Now, for those of you with turbocharged Subarus, don’t freak out yet. The first step is to find out if your car even had this banjo (union) bolt with the filter inside it (Not all Subarus do. In fact, the majority don’t.). For the cars that do have it though, it is located on the back of the passenger side cylinder head, and it holds down the turbo oil feed line. A super helpful Subaru owner known as “niemkij” on iwsti.com did a fantastic write-up of how to replace one of these bolts yourself. Currently, a new “union” bolt is around $17 new from a Subaru dealer, and probably take between 15 minutes and an hour to replace, depending on your level of expertise.
For all intents and purposes, replacing this banjo bolt with a new one from the dealer is all you really need to do. I go overboard on everything that I do, so I went with the whole new feed line & fancier turbo instead of the OEM stuff. The moral is, this tiny little turbo oil feed filter needs to be replaced on a regular basis. If you don’t replace it, or don’t know when the last time yours was replaced, you may be risking the life of your turbo. Check it out, and report back your findings. I want to hear about your Subaru.
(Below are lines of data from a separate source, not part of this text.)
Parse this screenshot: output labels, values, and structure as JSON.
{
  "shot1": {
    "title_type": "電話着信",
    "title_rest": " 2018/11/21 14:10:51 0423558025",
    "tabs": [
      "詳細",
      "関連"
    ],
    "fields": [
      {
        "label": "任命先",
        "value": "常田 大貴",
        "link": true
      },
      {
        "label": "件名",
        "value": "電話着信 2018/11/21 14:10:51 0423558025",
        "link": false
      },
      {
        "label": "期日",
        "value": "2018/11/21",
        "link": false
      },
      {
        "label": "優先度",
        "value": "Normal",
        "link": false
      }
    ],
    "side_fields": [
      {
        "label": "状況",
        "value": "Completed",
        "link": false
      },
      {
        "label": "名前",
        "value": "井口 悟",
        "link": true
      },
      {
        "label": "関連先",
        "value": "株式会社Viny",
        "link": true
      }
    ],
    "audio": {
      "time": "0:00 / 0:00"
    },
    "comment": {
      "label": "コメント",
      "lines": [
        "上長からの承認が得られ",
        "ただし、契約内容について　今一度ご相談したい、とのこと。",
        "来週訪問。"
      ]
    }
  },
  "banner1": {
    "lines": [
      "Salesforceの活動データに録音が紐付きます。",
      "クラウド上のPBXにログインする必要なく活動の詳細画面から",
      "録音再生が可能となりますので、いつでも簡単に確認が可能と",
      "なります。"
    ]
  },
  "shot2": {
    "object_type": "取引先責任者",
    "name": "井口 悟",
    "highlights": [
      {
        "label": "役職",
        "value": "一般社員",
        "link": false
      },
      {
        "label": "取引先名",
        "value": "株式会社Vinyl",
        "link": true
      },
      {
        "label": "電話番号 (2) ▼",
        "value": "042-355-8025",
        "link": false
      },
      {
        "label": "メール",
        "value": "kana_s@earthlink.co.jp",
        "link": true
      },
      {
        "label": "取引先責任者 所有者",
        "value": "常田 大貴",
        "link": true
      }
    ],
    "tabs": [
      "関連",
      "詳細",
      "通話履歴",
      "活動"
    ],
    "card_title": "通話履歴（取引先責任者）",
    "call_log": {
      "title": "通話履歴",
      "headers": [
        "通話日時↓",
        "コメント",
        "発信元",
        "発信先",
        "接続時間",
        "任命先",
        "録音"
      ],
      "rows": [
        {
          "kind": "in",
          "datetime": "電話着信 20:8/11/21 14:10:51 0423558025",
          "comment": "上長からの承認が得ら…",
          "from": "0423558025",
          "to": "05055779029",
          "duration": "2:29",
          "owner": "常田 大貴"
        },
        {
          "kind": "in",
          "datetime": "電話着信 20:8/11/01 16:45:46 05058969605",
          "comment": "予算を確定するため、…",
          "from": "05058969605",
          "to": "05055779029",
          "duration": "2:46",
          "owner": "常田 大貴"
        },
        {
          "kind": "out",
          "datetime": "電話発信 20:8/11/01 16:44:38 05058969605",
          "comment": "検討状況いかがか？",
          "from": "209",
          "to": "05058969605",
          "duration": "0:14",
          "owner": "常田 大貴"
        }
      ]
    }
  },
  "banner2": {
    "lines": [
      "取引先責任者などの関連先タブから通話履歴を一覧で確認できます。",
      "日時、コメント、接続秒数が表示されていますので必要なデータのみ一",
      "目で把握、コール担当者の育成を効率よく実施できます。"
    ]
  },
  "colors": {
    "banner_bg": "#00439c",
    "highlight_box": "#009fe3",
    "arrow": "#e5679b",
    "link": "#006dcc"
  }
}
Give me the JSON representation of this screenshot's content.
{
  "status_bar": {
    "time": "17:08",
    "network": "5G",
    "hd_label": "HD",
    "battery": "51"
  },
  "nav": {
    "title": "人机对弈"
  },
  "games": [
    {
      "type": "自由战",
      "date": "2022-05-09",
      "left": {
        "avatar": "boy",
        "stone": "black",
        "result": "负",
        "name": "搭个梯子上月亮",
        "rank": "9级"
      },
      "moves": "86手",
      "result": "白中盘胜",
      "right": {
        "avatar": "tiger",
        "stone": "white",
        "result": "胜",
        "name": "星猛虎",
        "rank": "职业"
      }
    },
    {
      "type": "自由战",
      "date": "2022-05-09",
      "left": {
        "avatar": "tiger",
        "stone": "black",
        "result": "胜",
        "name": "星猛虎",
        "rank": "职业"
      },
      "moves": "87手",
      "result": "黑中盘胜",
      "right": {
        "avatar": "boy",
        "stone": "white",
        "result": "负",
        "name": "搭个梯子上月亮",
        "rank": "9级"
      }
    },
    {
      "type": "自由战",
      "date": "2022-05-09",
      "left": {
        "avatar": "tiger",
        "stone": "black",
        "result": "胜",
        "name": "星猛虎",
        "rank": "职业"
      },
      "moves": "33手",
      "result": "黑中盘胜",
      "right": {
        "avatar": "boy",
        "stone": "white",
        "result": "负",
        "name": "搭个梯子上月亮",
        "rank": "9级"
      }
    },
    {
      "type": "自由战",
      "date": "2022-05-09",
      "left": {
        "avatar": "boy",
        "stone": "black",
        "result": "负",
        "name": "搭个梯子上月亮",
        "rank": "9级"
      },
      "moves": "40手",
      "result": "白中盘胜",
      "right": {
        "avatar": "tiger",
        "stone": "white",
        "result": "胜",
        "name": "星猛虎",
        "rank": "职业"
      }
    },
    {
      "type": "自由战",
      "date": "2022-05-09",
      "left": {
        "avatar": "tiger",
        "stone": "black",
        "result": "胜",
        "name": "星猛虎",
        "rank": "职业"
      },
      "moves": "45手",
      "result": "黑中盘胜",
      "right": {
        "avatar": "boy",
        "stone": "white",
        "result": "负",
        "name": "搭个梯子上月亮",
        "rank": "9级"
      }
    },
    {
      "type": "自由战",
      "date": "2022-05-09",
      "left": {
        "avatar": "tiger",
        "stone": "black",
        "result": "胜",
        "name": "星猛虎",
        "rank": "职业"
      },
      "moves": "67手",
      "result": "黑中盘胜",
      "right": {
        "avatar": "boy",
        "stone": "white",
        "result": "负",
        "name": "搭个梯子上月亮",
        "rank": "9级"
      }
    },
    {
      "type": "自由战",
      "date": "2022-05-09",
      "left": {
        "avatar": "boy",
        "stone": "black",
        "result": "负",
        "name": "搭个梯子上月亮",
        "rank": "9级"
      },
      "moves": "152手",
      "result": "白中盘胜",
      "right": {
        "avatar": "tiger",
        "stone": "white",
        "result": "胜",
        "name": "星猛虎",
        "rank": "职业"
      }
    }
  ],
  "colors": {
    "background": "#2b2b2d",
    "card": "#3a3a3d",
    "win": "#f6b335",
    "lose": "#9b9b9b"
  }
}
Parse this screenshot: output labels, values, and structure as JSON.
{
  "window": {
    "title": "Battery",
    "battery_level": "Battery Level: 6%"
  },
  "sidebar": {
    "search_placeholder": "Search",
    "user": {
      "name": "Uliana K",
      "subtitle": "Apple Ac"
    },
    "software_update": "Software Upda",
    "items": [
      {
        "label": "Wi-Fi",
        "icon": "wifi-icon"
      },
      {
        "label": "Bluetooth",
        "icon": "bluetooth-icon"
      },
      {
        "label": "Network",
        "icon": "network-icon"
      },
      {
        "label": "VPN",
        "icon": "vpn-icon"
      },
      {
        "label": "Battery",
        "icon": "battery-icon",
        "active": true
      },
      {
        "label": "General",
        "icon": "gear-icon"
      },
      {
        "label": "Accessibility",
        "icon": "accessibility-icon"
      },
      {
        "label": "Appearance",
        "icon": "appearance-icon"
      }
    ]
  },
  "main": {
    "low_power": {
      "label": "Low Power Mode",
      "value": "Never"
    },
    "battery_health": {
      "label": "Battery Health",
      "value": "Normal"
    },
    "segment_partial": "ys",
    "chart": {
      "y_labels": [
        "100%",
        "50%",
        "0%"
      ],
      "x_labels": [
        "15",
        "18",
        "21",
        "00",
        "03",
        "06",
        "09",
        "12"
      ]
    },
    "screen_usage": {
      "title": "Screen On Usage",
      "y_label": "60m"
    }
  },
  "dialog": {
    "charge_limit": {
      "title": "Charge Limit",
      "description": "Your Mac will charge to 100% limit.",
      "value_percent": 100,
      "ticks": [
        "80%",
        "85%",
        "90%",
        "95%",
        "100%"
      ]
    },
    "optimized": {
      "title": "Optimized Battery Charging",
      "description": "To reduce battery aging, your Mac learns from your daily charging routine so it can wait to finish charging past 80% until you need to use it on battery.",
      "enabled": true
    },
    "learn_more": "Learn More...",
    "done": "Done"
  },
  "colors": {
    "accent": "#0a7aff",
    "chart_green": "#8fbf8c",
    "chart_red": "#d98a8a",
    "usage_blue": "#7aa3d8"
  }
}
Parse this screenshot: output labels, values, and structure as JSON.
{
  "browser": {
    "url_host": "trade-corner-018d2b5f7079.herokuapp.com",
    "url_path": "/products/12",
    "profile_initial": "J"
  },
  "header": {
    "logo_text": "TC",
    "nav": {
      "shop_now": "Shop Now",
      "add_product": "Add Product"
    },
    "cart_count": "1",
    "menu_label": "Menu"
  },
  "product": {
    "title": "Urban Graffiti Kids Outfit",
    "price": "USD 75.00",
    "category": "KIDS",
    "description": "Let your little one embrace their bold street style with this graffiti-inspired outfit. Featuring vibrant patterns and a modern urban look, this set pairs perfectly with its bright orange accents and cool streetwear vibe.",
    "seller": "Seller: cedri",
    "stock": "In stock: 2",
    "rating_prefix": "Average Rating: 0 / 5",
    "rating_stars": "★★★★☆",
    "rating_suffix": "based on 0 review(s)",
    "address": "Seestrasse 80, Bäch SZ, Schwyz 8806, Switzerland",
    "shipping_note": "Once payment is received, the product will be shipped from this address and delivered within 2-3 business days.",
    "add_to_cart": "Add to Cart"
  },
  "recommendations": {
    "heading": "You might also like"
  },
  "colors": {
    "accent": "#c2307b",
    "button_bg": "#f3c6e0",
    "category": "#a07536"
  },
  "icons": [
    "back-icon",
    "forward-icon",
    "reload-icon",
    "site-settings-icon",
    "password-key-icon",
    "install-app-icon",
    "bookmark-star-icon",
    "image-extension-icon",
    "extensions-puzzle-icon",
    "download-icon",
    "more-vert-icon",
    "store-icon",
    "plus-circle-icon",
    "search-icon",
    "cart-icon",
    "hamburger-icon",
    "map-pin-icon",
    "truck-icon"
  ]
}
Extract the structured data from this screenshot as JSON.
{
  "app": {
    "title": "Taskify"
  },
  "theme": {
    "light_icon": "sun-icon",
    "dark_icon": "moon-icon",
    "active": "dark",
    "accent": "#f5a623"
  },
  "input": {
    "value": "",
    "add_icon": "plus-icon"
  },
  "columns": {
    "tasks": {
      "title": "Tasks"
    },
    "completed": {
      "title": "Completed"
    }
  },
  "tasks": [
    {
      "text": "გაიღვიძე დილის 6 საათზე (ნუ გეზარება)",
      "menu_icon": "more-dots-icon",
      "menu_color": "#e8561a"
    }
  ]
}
Remember last summer when we watched the 4G63 (read: Mitsubishi Eclipse engine) powered dragster go deep into the 7’s in the quarter mile at 190 mph? Well this year it runs 6.85’s and 195. According to math, science and history, that officially makes this thing sickly fast, and a new record holder. The guys at turbo4.com deserve a round of applause for really pushing the limits with this engine, and the car that it is strapped into. Amazing work as always! Now let’s see what 200mph looks like!